Mallow is both edible and medicinal. It has a pleasant, mild flavor, and can be added to salads or even chopped very fine and sprinkled onto other dishes. Both the leaves and the seeds (also known as cheeses) can be eaten raw or cooked.
Nutritional benefits of mallow: Mallow contains iron, calcium, magnesium, potassium, tannins, vitamins A, B1, B2, and C; and contains high amounts of mucilage.
Uses for mallow:
- Antitussive (prevents or relieves a cough)
- Demulcent (relieves inflammation or irritation)
Indications: Mallow is great for both respiratory and gastrointestinal ailments. When taken internally, it is beneficial for flu, colds, emphysema, asthma, as well as constipation, heartburn, gastritis, ulcers, and diarrhea. It can also be useful in treating kidney stones, headache, and toothaches. External uses (via a poultice) include treatment of insect bites, boils, rashes, abscesses, wounds, pink eye, and even oral thrush.
Warnings: Common Mallow has had no reports of side effects, contraindications, or interference with other medicine. There is, however, no studies to show whether or not it is safe during pregnancy.

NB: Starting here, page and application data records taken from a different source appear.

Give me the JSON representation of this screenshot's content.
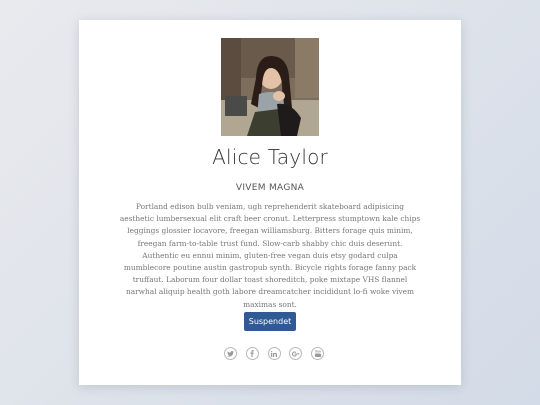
{
  "profile": {
    "name": "Alice Taylor",
    "subtitle": "VIVEM MAGNA",
    "bio": "Portland edison bulb veniam, ugh reprehenderit skateboard adipisicing aesthetic lumbersexual elit craft beer cronut. Letterpress stumptown kale chips leggings glossier locavore, freegan williamsburg. Bitters forage quis minim, freegan farm-to-table trust fund. Slow-carb shabby chic duis deserunt. Authentic eu ennui minim, gluten-free vegan duis etsy godard culpa mumblecore poutine austin gastropub synth. Bicycle rights forage fanny pack truffaut. Laborum four dollar toast shoreditch, poke mixtape VHS flannel narwhal aliquip health goth labore dreamcatcher incididunt lo-fi woke vivem maximas sont.",
    "button_label": "Suspendet"
  },
  "social": [
    {
      "icon": "twitter-icon"
    },
    {
      "icon": "facebook-icon"
    },
    {
      "icon": "linkedin-icon"
    },
    {
      "icon": "google-plus-icon"
    },
    {
      "icon": "youtube-icon"
    }
  ],
  "colors": {
    "button": "#2f5a93",
    "name": "#333333",
    "body_text": "#777777"
  }
}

Next time you are weeding your garden or cursing at the weeds popping up in your lawn, please re-consider the lowly plant, common mallow. It is nutritious and very beneficial. You really should consider drying some, or eating some fresh while it is in season (which is almost all the time!).